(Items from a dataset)

BEGIN

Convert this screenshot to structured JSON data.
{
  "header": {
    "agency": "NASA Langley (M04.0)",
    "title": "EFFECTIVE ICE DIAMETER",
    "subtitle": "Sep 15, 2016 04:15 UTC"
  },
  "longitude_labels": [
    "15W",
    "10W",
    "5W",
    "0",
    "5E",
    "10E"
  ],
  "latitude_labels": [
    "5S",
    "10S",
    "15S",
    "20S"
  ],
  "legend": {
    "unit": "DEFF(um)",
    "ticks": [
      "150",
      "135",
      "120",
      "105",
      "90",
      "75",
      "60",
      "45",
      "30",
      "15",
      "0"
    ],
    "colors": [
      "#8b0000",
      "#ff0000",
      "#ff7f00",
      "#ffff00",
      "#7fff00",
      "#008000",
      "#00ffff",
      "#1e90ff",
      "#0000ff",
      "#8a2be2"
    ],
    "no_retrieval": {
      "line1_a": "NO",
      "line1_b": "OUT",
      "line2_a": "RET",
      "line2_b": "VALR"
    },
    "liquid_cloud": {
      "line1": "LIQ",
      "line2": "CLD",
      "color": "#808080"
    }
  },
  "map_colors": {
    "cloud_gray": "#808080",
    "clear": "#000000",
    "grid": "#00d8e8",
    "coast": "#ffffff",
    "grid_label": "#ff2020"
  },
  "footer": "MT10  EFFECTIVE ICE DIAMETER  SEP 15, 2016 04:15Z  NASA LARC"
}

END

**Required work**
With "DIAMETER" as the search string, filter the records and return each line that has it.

**Solution**
    "title": "EFFECTIVE ICE DIAMETER",
  "footer": "MT10  EFFECTIVE ICE DIAMETER  SEP 15, 2016 04:15Z  NASA LARC"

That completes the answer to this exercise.